Work instructions: Repeat the entries word for word. Leave nothing out.

Records drawn from a dataset
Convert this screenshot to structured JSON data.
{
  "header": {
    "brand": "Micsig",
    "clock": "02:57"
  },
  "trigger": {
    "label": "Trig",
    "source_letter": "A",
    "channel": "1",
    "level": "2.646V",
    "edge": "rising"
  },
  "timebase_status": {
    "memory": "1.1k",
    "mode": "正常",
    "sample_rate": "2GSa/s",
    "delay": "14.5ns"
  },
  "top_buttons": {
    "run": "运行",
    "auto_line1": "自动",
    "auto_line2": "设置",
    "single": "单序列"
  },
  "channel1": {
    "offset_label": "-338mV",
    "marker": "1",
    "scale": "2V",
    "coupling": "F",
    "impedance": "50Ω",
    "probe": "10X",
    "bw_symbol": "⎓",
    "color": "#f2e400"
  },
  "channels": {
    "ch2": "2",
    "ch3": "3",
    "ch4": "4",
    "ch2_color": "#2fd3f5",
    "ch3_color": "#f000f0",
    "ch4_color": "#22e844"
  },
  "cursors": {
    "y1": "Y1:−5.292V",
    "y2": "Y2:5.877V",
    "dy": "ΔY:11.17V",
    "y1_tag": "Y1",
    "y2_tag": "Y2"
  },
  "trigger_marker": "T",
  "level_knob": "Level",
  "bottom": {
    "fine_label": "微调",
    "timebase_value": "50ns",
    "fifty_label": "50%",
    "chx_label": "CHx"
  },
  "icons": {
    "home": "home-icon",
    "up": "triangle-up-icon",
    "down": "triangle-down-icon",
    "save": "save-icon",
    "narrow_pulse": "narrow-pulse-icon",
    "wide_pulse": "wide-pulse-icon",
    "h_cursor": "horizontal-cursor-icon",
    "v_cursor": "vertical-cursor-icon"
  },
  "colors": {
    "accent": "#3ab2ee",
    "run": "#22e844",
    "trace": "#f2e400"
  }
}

Exercise result:
Convert this screenshot to structured JSON data.
{
  "header": {
    "brand": "Micsig",
    "clock": "02:57"
  },
  "trigger": {
    "label": "Trig",
    "source_letter": "A",
    "channel": "1",
    "level": "2.646V",
    "edge": "rising"
  },
  "timebase_status": {
    "memory": "1.1k",
    "mode": "正常",
    "sample_rate": "2GSa/s",
    "delay": "14.5ns"
  },
  "top_buttons": {
    "run": "运行",
    "auto_line1": "自动",
    "auto_line2": "设置",
    "single": "单序列"
  },
  "channel1": {
    "offset_label": "-338mV",
    "marker": "1",
    "scale": "2V",
    "coupling": "F",
    "impedance": "50Ω",
    "probe": "10X",
    "bw_symbol": "⎓",
    "color": "#f2e400"
  },
  "channels": {
    "ch2": "2",
    "ch3": "3",
    "ch4": "4",
    "ch2_color": "#2fd3f5",
    "ch3_color": "#f000f0",
    "ch4_color": "#22e844"
  },
  "cursors": {
    "y1": "Y1:−5.292V",
    "y2": "Y2:5.877V",
    "dy": "ΔY:11.17V",
    "y1_tag": "Y1",
    "y2_tag": "Y2"
  },
  "trigger_marker": "T",
  "level_knob": "Level",
  "bottom": {
    "fine_label": "微调",
    "timebase_value": "50ns",
    "fifty_label": "50%",
    "chx_label": "CHx"
  },
  "icons": {
    "home": "home-icon",
    "up": "triangle-up-icon",
    "down": "triangle-down-icon",
    "save": "save-icon",
    "narrow_pulse": "narrow-pulse-icon",
    "wide_pulse": "wide-pulse-icon",
    "h_cursor": "horizontal-cursor-icon",
    "v_cursor": "vertical-cursor-icon"
  },
  "colors": {
    "accent": "#3ab2ee",
    "run": "#22e844",
    "trace": "#f2e400"
  }
}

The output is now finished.